(EXERCISE MATERIAL)

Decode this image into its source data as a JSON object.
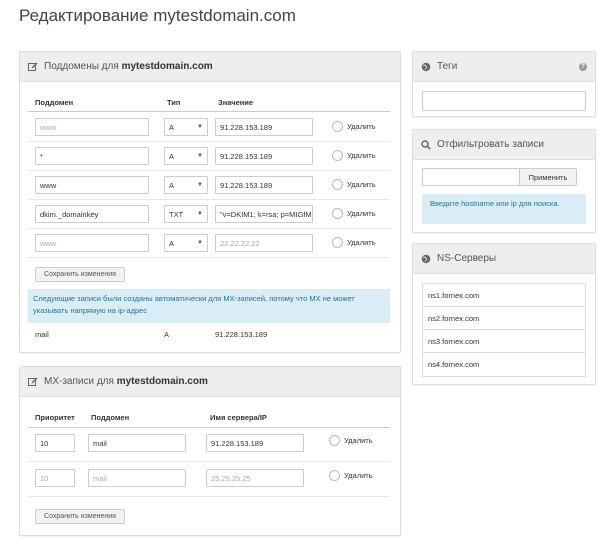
{
  "page": {
    "title": "Редактирование mytestdomain.com"
  },
  "subdomains_panel": {
    "title_prefix": "Поддомены для ",
    "title_domain": "mytestdomain.com",
    "columns": {
      "subdomain": "Поддомен",
      "type": "Тип",
      "value": "Значение"
    },
    "rows": [
      {
        "subdomain": "",
        "subdomain_placeholder": "www",
        "type": "A",
        "value": "91.228.153.189",
        "value_placeholder": "",
        "delete_label": "Удалить"
      },
      {
        "subdomain": "*",
        "subdomain_placeholder": "",
        "type": "A",
        "value": "91.228.153.189",
        "value_placeholder": "",
        "delete_label": "Удалить"
      },
      {
        "subdomain": "www",
        "subdomain_placeholder": "",
        "type": "A",
        "value": "91.228.153.189",
        "value_placeholder": "",
        "delete_label": "Удалить"
      },
      {
        "subdomain": "dkim._domainkey",
        "subdomain_placeholder": "",
        "type": "TXT",
        "value": "\"v=DKIM1; k=rsa; p=MIGfM",
        "value_placeholder": "",
        "delete_label": "Удалить"
      },
      {
        "subdomain": "",
        "subdomain_placeholder": "www",
        "type": "A",
        "value": "",
        "value_placeholder": "22.22.22.22",
        "delete_label": "Удалить"
      }
    ],
    "save_label": "Сохранить изменения",
    "info_text": "Следующие записи были созданы автоматически для MX-записей, потому что MX не может указывать напрямую на ip-адрес",
    "auto_record": {
      "name": "mail",
      "type": "A",
      "value": "91.228.153.189"
    }
  },
  "mx_panel": {
    "title_prefix": "MX-записи для ",
    "title_domain": "mytestdomain.com",
    "columns": {
      "priority": "Приоритет",
      "subdomain": "Поддомен",
      "server": "Имя сервера/IP"
    },
    "rows": [
      {
        "priority": "10",
        "priority_placeholder": "",
        "subdomain": "mail",
        "subdomain_placeholder": "",
        "server": "91.228.153.189",
        "server_placeholder": "",
        "delete_label": "Удалить"
      },
      {
        "priority": "",
        "priority_placeholder": "10",
        "subdomain": "",
        "subdomain_placeholder": "mail",
        "server": "",
        "server_placeholder": "25.25.25.25",
        "delete_label": "Удалить"
      }
    ],
    "save_label": "Сохранить изменения"
  },
  "tags_panel": {
    "title": "Теги",
    "help_icon": "?"
  },
  "filter_panel": {
    "title": "Отфильтровать записи",
    "apply_label": "Применить",
    "hint": "Введите hostname или ip для поиска."
  },
  "ns_panel": {
    "title": "NS-Серверы",
    "servers": [
      "ns1.fornex.com",
      "ns2.fornex.com",
      "ns3.fornex.com",
      "ns4.fornex.com"
    ]
  },
  "icons": {
    "edit": "edit-icon",
    "globe": "globe-icon",
    "search": "search-icon",
    "help": "help-icon"
  }
}
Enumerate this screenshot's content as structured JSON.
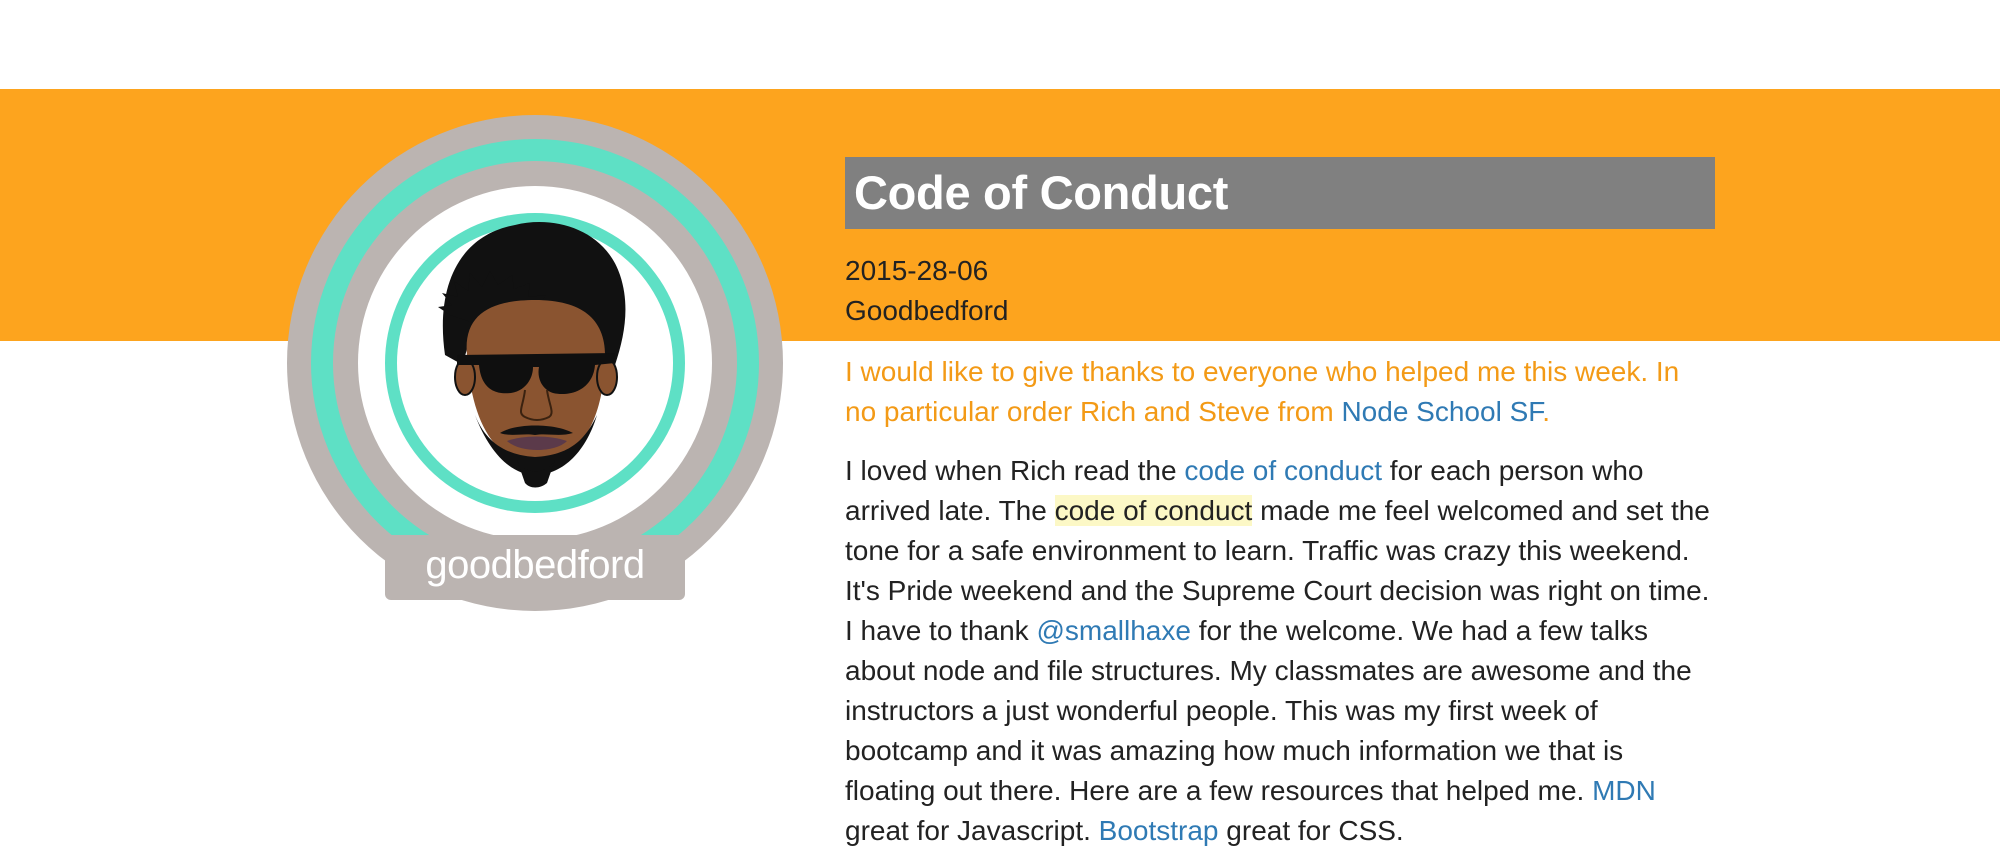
{
  "post": {
    "title": "Code of Conduct",
    "date": "2015-28-06",
    "author": "Goodbedford"
  },
  "avatar": {
    "username": "goodbedford"
  },
  "thanks": {
    "text_before": "I would like to give thanks to everyone who helped me this week. In no particular order Rich and Steve from ",
    "link_text": "Node School SF",
    "text_after": "."
  },
  "story": {
    "t1": "I loved when Rich read the ",
    "link_code_of_conduct": "code of conduct",
    "t2": " for each person who arrived late. The ",
    "highlight": "code of conduct",
    "t3": " made me feel welcomed and set the tone for a safe environment to learn. Traffic was crazy this weekend. It's Pride weekend and the Supreme Court decision was right on time. I have to thank ",
    "link_smallhaxe": "@smallhaxe",
    "t4": " for the welcome. We had a few talks about node and file structures. My classmates are awesome and the instructors a just wonderful people. This was my first week of bootcamp and it was amazing how much information we that is floating out there. Here are a few resources that helped me. ",
    "link_mdn": "MDN",
    "t5": " great for Javascript. ",
    "link_bootstrap": "Bootstrap",
    "t6": " great for CSS."
  },
  "colors": {
    "banner": "#fda41e",
    "title_bg": "#808080",
    "ring_outer": "#bbb4b1",
    "ring_teal": "#5ee0c5",
    "link": "#2f7ab4",
    "thanks_text": "#f39a16",
    "highlight": "#fcf8c6"
  }
}
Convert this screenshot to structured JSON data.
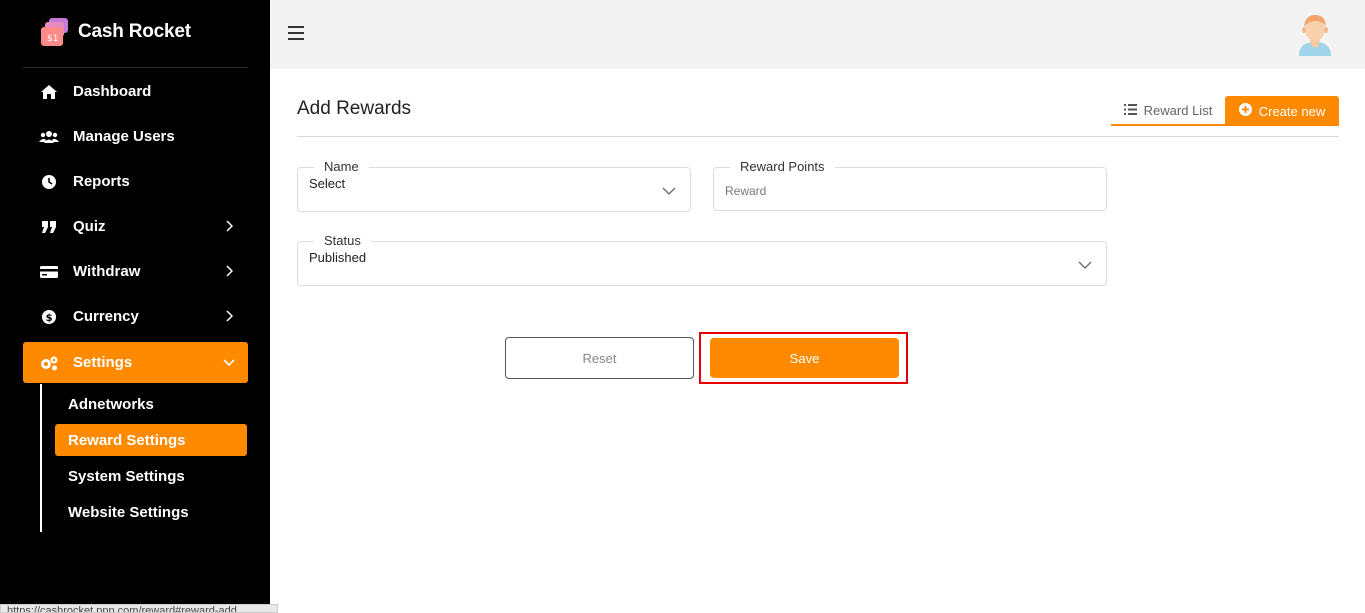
{
  "brand": {
    "name": "Cash Rocket",
    "accent": "#ff8a00"
  },
  "sidebar": {
    "items": [
      {
        "label": "Dashboard",
        "icon": "home-icon",
        "has_chevron": false
      },
      {
        "label": "Manage Users",
        "icon": "users-icon",
        "has_chevron": false
      },
      {
        "label": "Reports",
        "icon": "clock-icon",
        "has_chevron": false
      },
      {
        "label": "Quiz",
        "icon": "quote-icon",
        "has_chevron": true
      },
      {
        "label": "Withdraw",
        "icon": "credit-card-icon",
        "has_chevron": true
      },
      {
        "label": "Currency",
        "icon": "dollar-circle-icon",
        "has_chevron": true
      },
      {
        "label": "Settings",
        "icon": "gears-icon",
        "has_chevron": true,
        "active": true,
        "expanded": true
      }
    ],
    "settings_submenu": [
      {
        "label": "Adnetworks"
      },
      {
        "label": "Reward Settings",
        "active": true
      },
      {
        "label": "System Settings"
      },
      {
        "label": "Website Settings"
      }
    ]
  },
  "header": {
    "menu_icon": "hamburger-icon",
    "avatar_icon": "user-avatar-icon"
  },
  "main": {
    "title": "Add Rewards",
    "tabs": [
      {
        "label": "Reward List",
        "icon": "list-icon"
      },
      {
        "label": "Create new",
        "icon": "plus-circle-icon",
        "active": true
      }
    ],
    "form": {
      "name": {
        "legend": "Name",
        "value": "Select"
      },
      "reward_points": {
        "legend": "Reward Points",
        "placeholder": "Reward"
      },
      "status": {
        "legend": "Status",
        "value": "Published"
      }
    },
    "buttons": {
      "reset": "Reset",
      "save": "Save"
    }
  },
  "status_bar": {
    "url": "https://cashrocket.ppp.com/reward#reward-add"
  }
}
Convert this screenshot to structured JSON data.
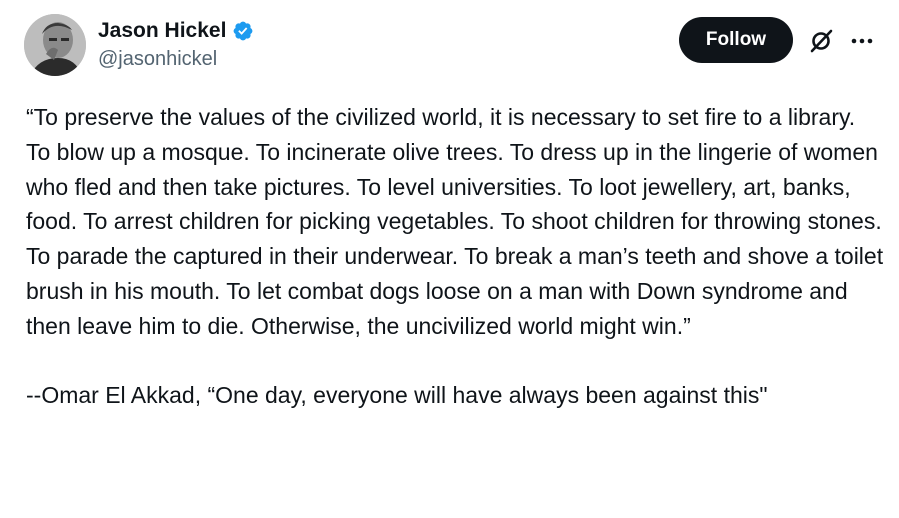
{
  "author": {
    "display_name": "Jason Hickel",
    "handle": "@jasonhickel",
    "verified": true,
    "verified_color": "#1d9bf0"
  },
  "actions": {
    "follow_label": "Follow",
    "grok_icon": "grok-slash-icon",
    "more_icon": "more-horizontal-icon"
  },
  "tweet": {
    "quote": "“To preserve the values of the civilized world, it is necessary to set fire to a library. To blow up a mosque. To incinerate olive trees. To dress up in the lingerie of women who fled and then take pictures. To level universities. To loot jewellery, art, banks, food. To arrest children for picking vegetables. To shoot children for throwing stones. To parade the captured in their underwear. To break a man’s teeth and shove a toilet brush in his mouth. To let combat dogs loose on a man with Down syndrome and then leave him to die. Otherwise, the uncivilized world might win.”",
    "attribution": "--Omar El Akkad, “One day, everyone will have always been against this\""
  },
  "colors": {
    "text": "#0f1419",
    "secondary": "#536471",
    "button_bg": "#0f1419",
    "button_text": "#ffffff"
  }
}
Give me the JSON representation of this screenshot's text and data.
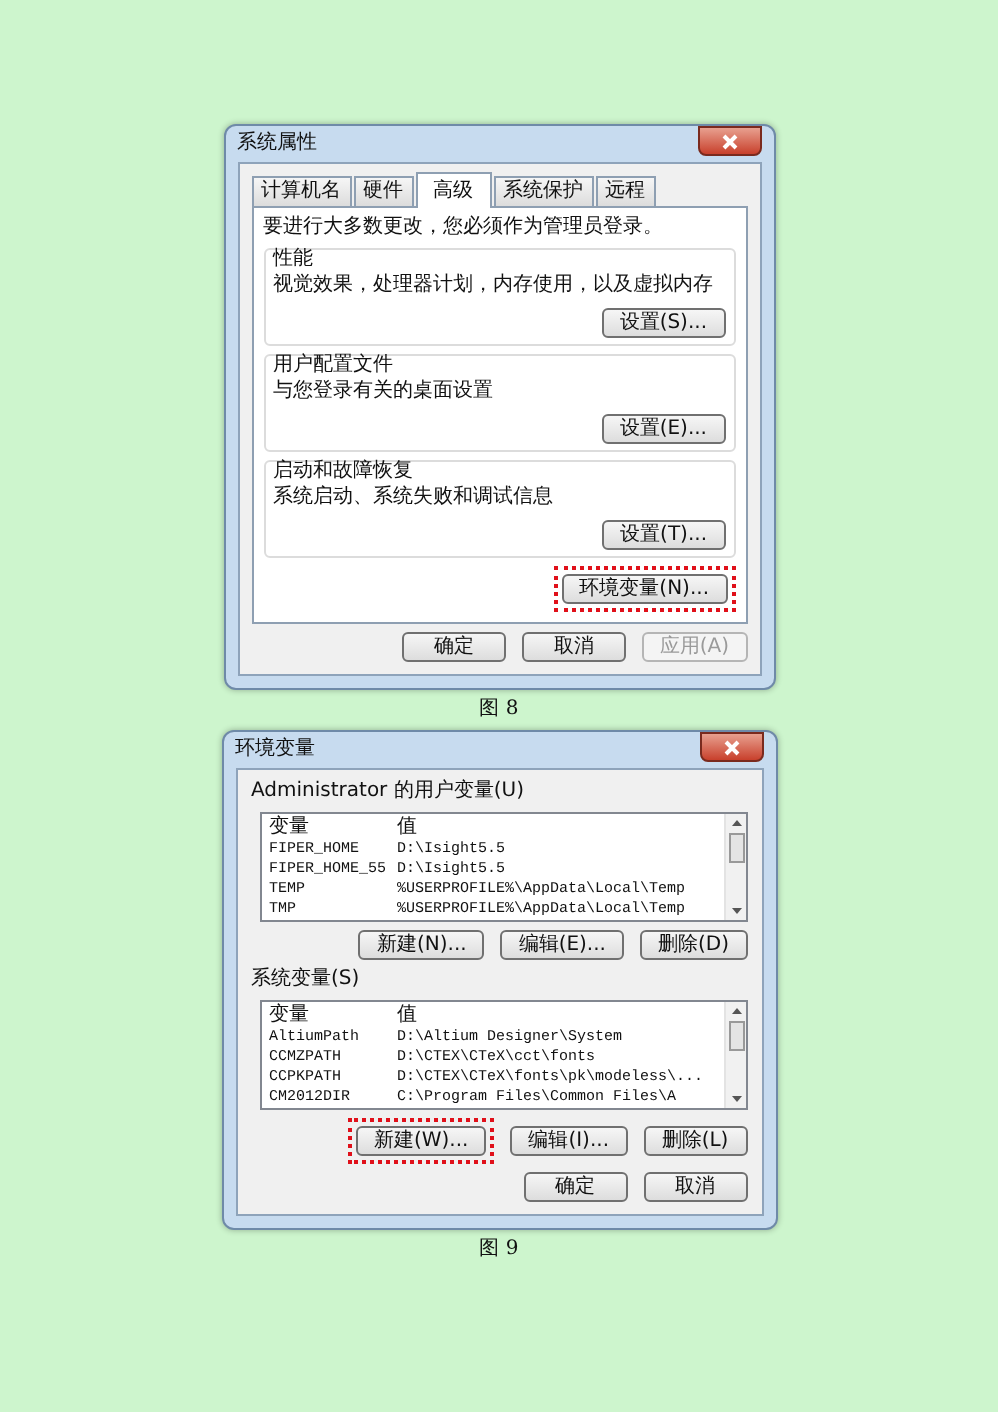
{
  "figure_8": {
    "dialog": {
      "title": "系统属性",
      "tabs": [
        {
          "label": "计算机名",
          "selected": false
        },
        {
          "label": "硬件",
          "selected": false
        },
        {
          "label": "高级",
          "selected": true
        },
        {
          "label": "系统保护",
          "selected": false
        },
        {
          "label": "远程",
          "selected": false
        }
      ],
      "notice": "要进行大多数更改，您必须作为管理员登录。",
      "groups": [
        {
          "title": "性能",
          "description": "视觉效果，处理器计划，内存使用，以及虚拟内存",
          "button": "设置(S)..."
        },
        {
          "title": "用户配置文件",
          "description": "与您登录有关的桌面设置",
          "button": "设置(E)..."
        },
        {
          "title": "启动和故障恢复",
          "description": "系统启动、系统失败和调试信息",
          "button": "设置(T)..."
        }
      ],
      "env_button": {
        "label": "环境变量(N)...",
        "highlighted": true
      },
      "footer_buttons": [
        {
          "label": "确定",
          "disabled": false
        },
        {
          "label": "取消",
          "disabled": false
        },
        {
          "label": "应用(A)",
          "disabled": true
        }
      ]
    },
    "caption": "图 8"
  },
  "figure_9": {
    "dialog": {
      "title": "环境变量",
      "sections": [
        {
          "label": "Administrator 的用户变量(U)",
          "columns": [
            "变量",
            "值"
          ],
          "rows": [
            {
              "name": "FIPER_HOME",
              "value": "D:\\Isight5.5"
            },
            {
              "name": "FIPER_HOME_55",
              "value": "D:\\Isight5.5"
            },
            {
              "name": "TEMP",
              "value": "%USERPROFILE%\\AppData\\Local\\Temp"
            },
            {
              "name": "TMP",
              "value": "%USERPROFILE%\\AppData\\Local\\Temp"
            }
          ],
          "buttons": [
            {
              "label": "新建(N)...",
              "highlighted": false
            },
            {
              "label": "编辑(E)...",
              "highlighted": false
            },
            {
              "label": "删除(D)",
              "highlighted": false
            }
          ]
        },
        {
          "label": "系统变量(S)",
          "columns": [
            "变量",
            "值"
          ],
          "rows": [
            {
              "name": "AltiumPath",
              "value": "D:\\Altium Designer\\System"
            },
            {
              "name": "CCMZPATH",
              "value": "D:\\CTEX\\CTeX\\cct\\fonts"
            },
            {
              "name": "CCPKPATH",
              "value": "D:\\CTEX\\CTeX\\fonts\\pk\\modeless\\..."
            },
            {
              "name": "CM2012DIR",
              "value": "C:\\Program Files\\Common Files\\A"
            }
          ],
          "buttons": [
            {
              "label": "新建(W)...",
              "highlighted": true
            },
            {
              "label": "编辑(I)...",
              "highlighted": false
            },
            {
              "label": "删除(L)",
              "highlighted": false
            }
          ]
        }
      ],
      "footer_buttons": [
        {
          "label": "确定",
          "disabled": false
        },
        {
          "label": "取消",
          "disabled": false
        }
      ]
    },
    "caption": "图 9"
  }
}
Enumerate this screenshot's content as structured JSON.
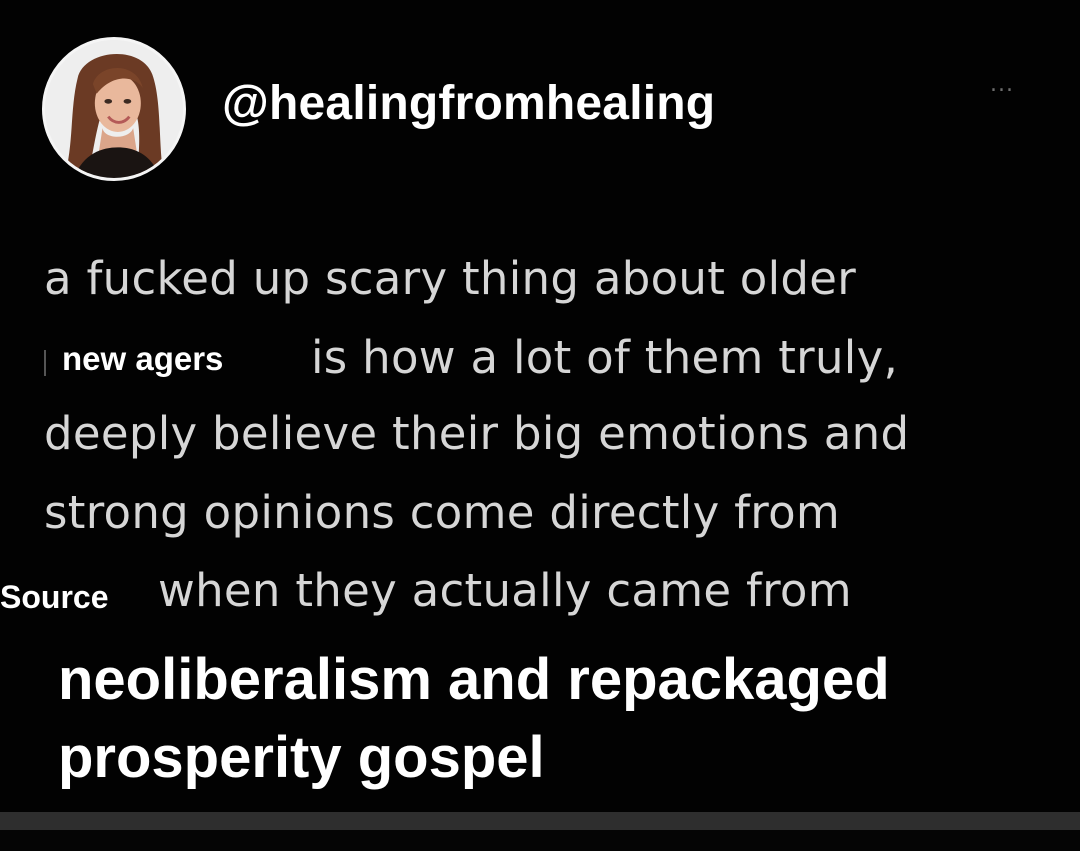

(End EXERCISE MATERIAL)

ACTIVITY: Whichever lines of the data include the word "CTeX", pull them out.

SOLUTION:
              "value": "D:\\CTEX\\CTeX\\cct\\fonts"
              "value": "D:\\CTEX\\CTeX\\fonts\\pk\\modeless\\..."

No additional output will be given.